Models of WIL

Models of WIL

Models of WIL partly reflect disciplinary traditions. Practicums, placements and simulations are usual in Education and Health Sciences. In Business, internships and cooperative education are more typical. WIL program structures may also vary. For example, WIL can be organised as solid 'blocks' of time, or a day a week over a set period, either spread out over a course, or in a 'capstone' unit at the end of a degree.

A key difference is whether the aim is to prepare students for paid work after a tertiary course, or to support learners who are already working in a field and studying concurrently in the same field.

The table below expands on these distinctions in types of WIL programs by providing some common examples.

WIL Programs: for 'learners' or 'workers'

Models - participants are primarily learnersModels - participants are primarily workers

Project: a project completed in a workplace which is designed by and for that employer.

Project: a project completed in the learner's workplace.

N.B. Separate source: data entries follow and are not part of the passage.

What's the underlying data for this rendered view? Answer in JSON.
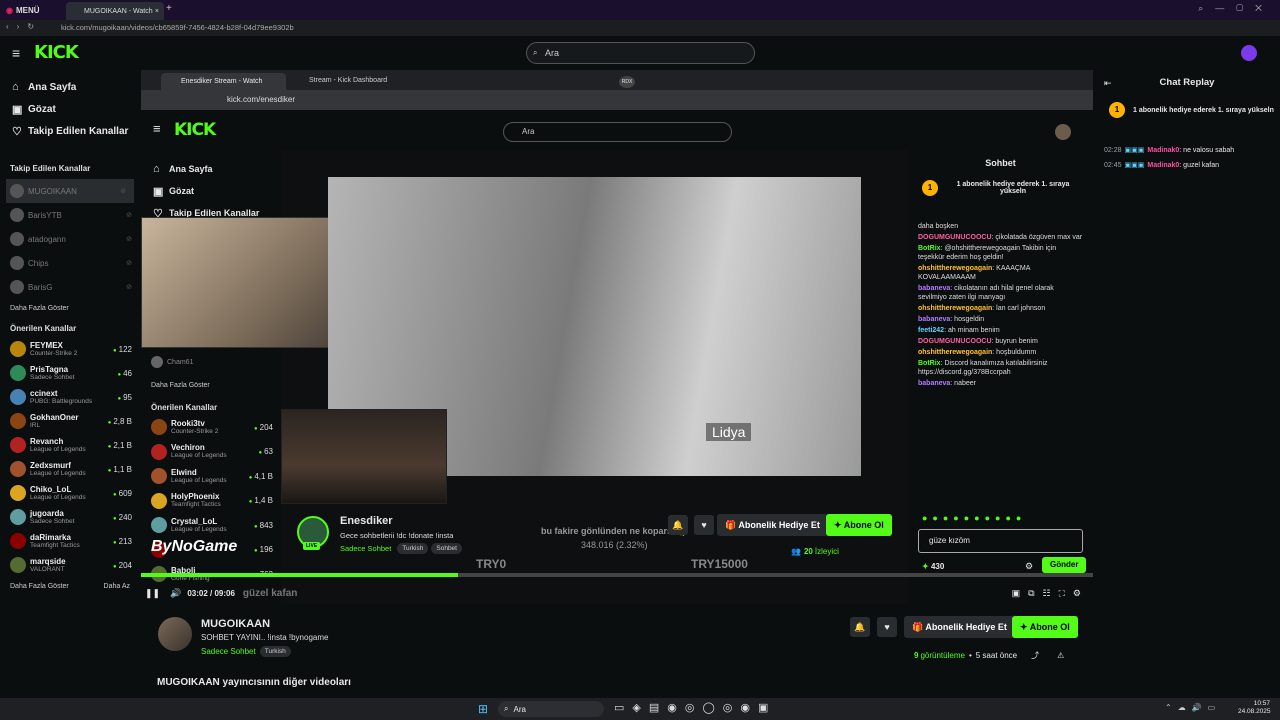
{
  "browser": {
    "menu_label": "MENÜ",
    "tab_title": "MUGOIKAAN - Watch",
    "url": "kick.com/mugoikaan/videos/cb65859f-7456-4824-b28f-04d79ee9302b"
  },
  "header": {
    "logo": "KICK",
    "search_placeholder": "Ara"
  },
  "sidebar": {
    "nav": [
      {
        "label": "Ana Sayfa",
        "icon": "home-icon"
      },
      {
        "label": "Gözat",
        "icon": "browse-icon"
      },
      {
        "label": "Takip Edilen Kanallar",
        "icon": "heart-icon"
      }
    ],
    "followed_title": "Takip Edilen Kanallar",
    "followed": [
      {
        "name": "MUGOIKAAN"
      },
      {
        "name": "BarisYTB"
      },
      {
        "name": "atadogann"
      },
      {
        "name": "Chips"
      },
      {
        "name": "BarisG"
      }
    ],
    "show_more": "Daha Fazla Göster",
    "recommended_title": "Önerilen Kanallar",
    "recommended": [
      {
        "name": "FEYMEX",
        "game": "Counter-Strike 2",
        "viewers": "122"
      },
      {
        "name": "PrisTagna",
        "game": "Sadece Sohbet",
        "viewers": "46"
      },
      {
        "name": "ccinext",
        "game": "PUBG: Battlegrounds",
        "viewers": "95"
      },
      {
        "name": "GokhanOner",
        "game": "IRL",
        "viewers": "2,8 B"
      },
      {
        "name": "Revanch",
        "game": "League of Legends",
        "viewers": "2,1 B"
      },
      {
        "name": "Zedxsmurf",
        "game": "League of Legends",
        "viewers": "1,1 B"
      },
      {
        "name": "Chiko_LoL",
        "game": "League of Legends",
        "viewers": "609"
      },
      {
        "name": "jugoarda",
        "game": "Sadece Sohbet",
        "viewers": "240"
      },
      {
        "name": "daRimarka",
        "game": "Teamfight Tactics",
        "viewers": "213"
      },
      {
        "name": "marqside",
        "game": "VALORANT",
        "viewers": "204"
      }
    ],
    "footer_left": "Daha Fazla Göster",
    "footer_right": "Daha Az"
  },
  "inner": {
    "tabs": [
      "Enesdiker Stream - Watch",
      "Stream - Kick Dashboard"
    ],
    "url": "kick.com/enesdiker",
    "sidebar_nav": [
      "Ana Sayfa",
      "Gözat",
      "Takip Edilen Kanallar"
    ],
    "sidebar_channel": "Cham61",
    "show_more": "Daha Fazla Göster",
    "recommended_title": "Önerilen Kanallar",
    "recommended": [
      {
        "name": "Rooki3tv",
        "game": "Counter-Strike 2",
        "viewers": "204"
      },
      {
        "name": "Vechiron",
        "game": "League of Legends",
        "viewers": "63"
      },
      {
        "name": "Elwind",
        "game": "League of Legends",
        "viewers": "4,1 B"
      },
      {
        "name": "HolyPhoenix",
        "game": "Teamfight Tactics",
        "viewers": "1,4 B"
      },
      {
        "name": "Crystal_LoL",
        "game": "League of Legends",
        "viewers": "843"
      },
      {
        "name": "",
        "game": "",
        "viewers": "196"
      },
      {
        "name": "Baboli",
        "game": "Gone Fishing",
        "viewers": "762"
      }
    ],
    "watermark": "ByNoGame",
    "video_caption": "Lidya",
    "streamer": "Enesdiker",
    "stream_title": "Gece sohbetlerii !dc !donate !insta",
    "category": "Sadece Sohbet",
    "tags": [
      "Turkish",
      "Sohbet"
    ],
    "live": "LIVE",
    "donation_text": "bu fakire gönlünden ne koparsa ;)",
    "donation_progress": "348.016 (2.32%)",
    "donation_min": "TRY0",
    "donation_max": "TRY15000",
    "gift_button": "Abonelik Hediye Et",
    "follow_button": "Abone Ol",
    "viewers": "20",
    "viewers_label": "İzleyici",
    "chat": {
      "title": "Sohbet",
      "pinned": "1 abonelik hediye ederek 1. sıraya yükseln",
      "messages": [
        {
          "user": "",
          "text": "daha boşken",
          "color": "#ddd"
        },
        {
          "user": "DOGUMGUNUCOOCU",
          "text": ": çikolatada özgüven max var",
          "color": "#ff5fa2"
        },
        {
          "user": "BotRix",
          "text": ": @ohshittherewegoagain Takibin için teşekkür ederim hoş geldin!",
          "color": "#53fc18"
        },
        {
          "user": "ohshittherewegoagain",
          "text": ": KAAAÇMA KOVALAAMAAAM",
          "color": "#ffc233"
        },
        {
          "user": "babaneva",
          "text": ": cikolatanın adı hilal genel olarak sevilmiyo zaten ilgi manyagı",
          "color": "#b57bff"
        },
        {
          "user": "ohshittherewegoagain",
          "text": ": lan carl johnson",
          "color": "#ffc233"
        },
        {
          "user": "babaneva",
          "text": ": hosgeldin",
          "color": "#b57bff"
        },
        {
          "user": "feeti242",
          "text": ": ah minam benim",
          "color": "#5fd3ff"
        },
        {
          "user": "DOGUMGUNUCOOCU",
          "text": ": buyrun benim",
          "color": "#ff5fa2"
        },
        {
          "user": "ohshittherewegoagain",
          "text": ": hoşbuldumm",
          "color": "#ffc233"
        },
        {
          "user": "BotRix",
          "text": ": Discord kanalımıza katılabilirsiniz https://discord.gg/378Bccrpah",
          "color": "#53fc18"
        },
        {
          "user": "babaneva",
          "text": ": nabeer",
          "color": "#b57bff"
        }
      ],
      "input_value": "güze kızöm",
      "points": "430",
      "send": "Gönder"
    }
  },
  "player": {
    "time": "03:02 / 09:06",
    "subtitle": "güzel kafan",
    "progress": 0.333
  },
  "video_info": {
    "channel": "MUGOIKAAN",
    "title": "SOHBET YAYINI.. !insta !bynogame",
    "category": "Sadece Sohbet",
    "tag": "Turkish",
    "gift_button": "Abonelik Hediye Et",
    "follow_button": "Abone Ol",
    "views": "9",
    "views_label": "görüntüleme",
    "ago": "5 saat önce",
    "more_videos": "MUGOIKAAN yayıncısının diğer videoları"
  },
  "replay": {
    "title": "Chat Replay",
    "pinned": "1 abonelik hediye ederek 1. sıraya yükseln",
    "messages": [
      {
        "time": "02:28",
        "user": "Madinak0",
        "text": ": ne valosu sabah"
      },
      {
        "time": "02:45",
        "user": "Madinak0",
        "text": ": guzel kafan"
      }
    ]
  },
  "taskbar": {
    "search": "Ara",
    "time": "10:57",
    "date": "24.08.2025"
  }
}
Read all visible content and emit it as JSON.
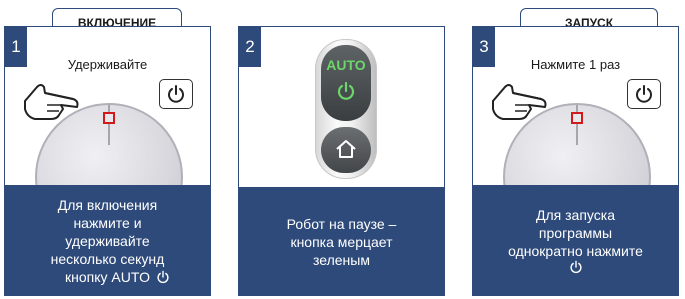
{
  "steps": [
    {
      "number": "1",
      "tab_label": "ВКЛЮЧЕНИЕ",
      "instruction": "Удерживайте",
      "caption": "Для включения\nнажмите и\nудерживайте\nнесколько секунд\nкнопку AUTO",
      "icons": [
        "robot-vacuum",
        "hand-pointer",
        "power-icon"
      ]
    },
    {
      "number": "2",
      "device_label": "AUTO",
      "caption": "Робот на паузе –\nкнопка мерцает\nзеленым",
      "icons": [
        "remote-control",
        "power-icon",
        "home-icon"
      ]
    },
    {
      "number": "3",
      "tab_label": "ЗАПУСК",
      "instruction": "Нажмите 1 раз",
      "caption": "Для запуска\nпрограммы\nоднократно нажмите",
      "icons": [
        "robot-vacuum",
        "hand-pointer",
        "power-icon"
      ]
    }
  ],
  "colors": {
    "panel_blue": "#2d4a7a",
    "highlight_red": "#d11a1a",
    "led_green": "#6cd66a"
  }
}
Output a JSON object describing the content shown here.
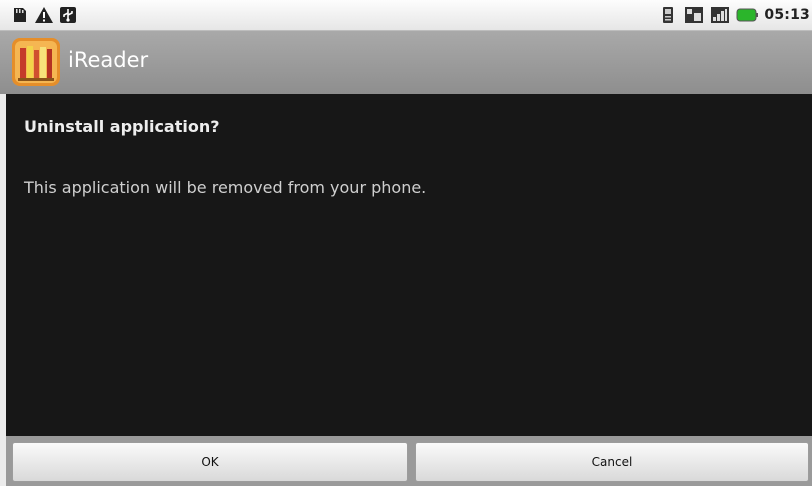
{
  "status_bar": {
    "time": "05:13",
    "left_icons": [
      "sd-card-icon",
      "warning-icon",
      "usb-icon"
    ],
    "right_icons": [
      "phone-icon",
      "network-icon",
      "signal-icon",
      "battery-icon"
    ]
  },
  "app": {
    "title": "iReader",
    "icon": "ireader-book-icon"
  },
  "dialog": {
    "heading": "Uninstall application?",
    "message": "This application will be removed from your phone."
  },
  "buttons": {
    "ok": "OK",
    "cancel": "Cancel"
  },
  "colors": {
    "content_bg": "#171717",
    "title_bar": "#9b9b9b",
    "battery": "#2bb52b"
  }
}
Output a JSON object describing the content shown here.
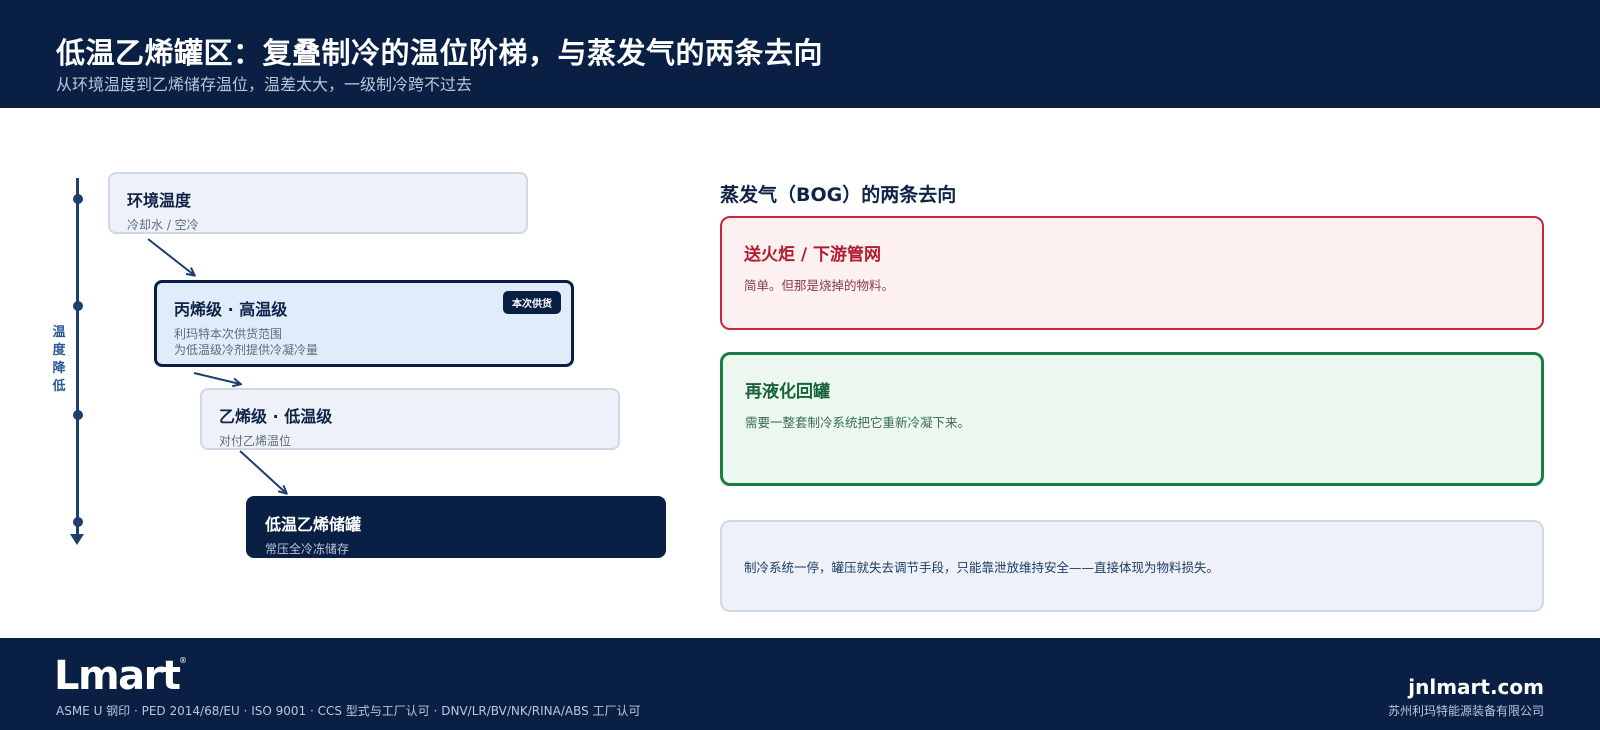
{
  "header": {
    "title": "低温乙烯罐区：复叠制冷的温位阶梯，与蒸发气的两条去向",
    "subtitle": "从环境温度到乙烯储存温位，温差太大，一级制冷跨不过去"
  },
  "ladder": {
    "axis_label": "温度降低",
    "steps": [
      {
        "title": "环境温度",
        "desc": [
          "冷却水 / 空冷"
        ]
      },
      {
        "title": "丙烯级 · 高温级",
        "desc": [
          "利玛特本次供货范围",
          "为低温级冷剂提供冷凝冷量"
        ],
        "badge": "本次供货"
      },
      {
        "title": "乙烯级 · 低温级",
        "desc": [
          "对付乙烯温位"
        ]
      },
      {
        "title": "低温乙烯储罐",
        "desc": [
          "常压全冷冻储存"
        ]
      }
    ]
  },
  "bog": {
    "title": "蒸发气（BOG）的两条去向",
    "flare": {
      "title": "送火炬 / 下游管网",
      "desc": "简单。但那是烧掉的物料。"
    },
    "reliquefy": {
      "title": "再液化回罐",
      "desc": "需要一整套制冷系统把它重新冷凝下来。"
    },
    "note": "制冷系统一停，罐压就失去调节手段，只能靠泄放维持安全——直接体现为物料损失。"
  },
  "footer": {
    "logo": "Lmart",
    "logo_mark": "®",
    "certs": "ASME U 钢印 · PED 2014/68/EU · ISO 9001 · CCS 型式与工厂认可 · DNV/LR/BV/NK/RINA/ABS 工厂认可",
    "site": "jnlmart.com",
    "company": "苏州利玛特能源装备有限公司"
  },
  "colors": {
    "navy": "#0a1f44",
    "axis": "#1d3f6e",
    "red": "#c8283a",
    "green": "#1b7c45",
    "light_panel": "#eef2f8"
  }
}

Practicum/ placement: practical experience in a workplace relevant to a learners degree field, inclusive of simulated work environments.

Workplace/Enterprise learning: delivery of a tailored course of study to a group in a workplace.

Apprenticeship/ traineeship: a combination of work for an employer in a workplace and structured training in accredited courses.

Work-based learning: workers in an organisation complete a course of study for which the curriculum is defined by their work.

Cooperative education/internship: usually, but not always, paid work that offers experience in a field of practice. This too may be via simulations.

The Australian Learning and Teaching Council (ALTC) citation winning WIL program is part of the Tourism degrees at SCU. Many of the internships offered through the program attract award wages but some students enter unpaid positions.

Common Issues in WIL


Some issues that complicate workplace-based assessment of students include:

  • Alignment between learning outcomes and assessment tasks requires authentic options (like reports, or portfolios) which may be less familiar than essays or exams.
  • Student tasks and settings will often vary across multiple workplaces.
  • The role of workplace assessors in WIL is under-researched, but support from university staff is clearly required.

Generally accepted solutions to these and other WIL concerns include:

  • Use of Portfolio based assessment, in which a range of evidence can demonstrate student mastery of a few well defined competencies or learning outcomes. This is often combined with a reflective journal.
  • Careful planning, integration and ongoing management of WIL by an academic coordinator.

Academics and industry partners can collaborate on defining the performance criteria used to assess students (which supports workplace assessors, and contributes to managing off campus assessment effectively). Careful integration of WIL into the curriculum (for example, use of 'pre' and 'post' WIL assessments) is also advised.

Resource Intensive

The solutions to common issues in WIL can be effective but be aware that they are also resource intensive. In particular, establishing a WIL program is more time consuming than for a traditional unit. For example, tasks include: preparing students for quality WIL experiences, embedding WIL into existing curricula, supporting students and hosts off campus, and building and maintaining relationships with partners.

Some ways of managing the time demands involved in delivering quality WIL include:

  • Using available technologies, such as Collaborate™ and Skype™, to effectively support students, to plan and work with hosts, and to prepare and debrief students.
  • Designing units of study to prepare students for WIL, or integrating WIL preparation into existing units.
  • Assigning some WIL responsibilities to administrative staff such as an industry liaison partner.
  • Forming WIL partnerships with existing industry, community and research partners.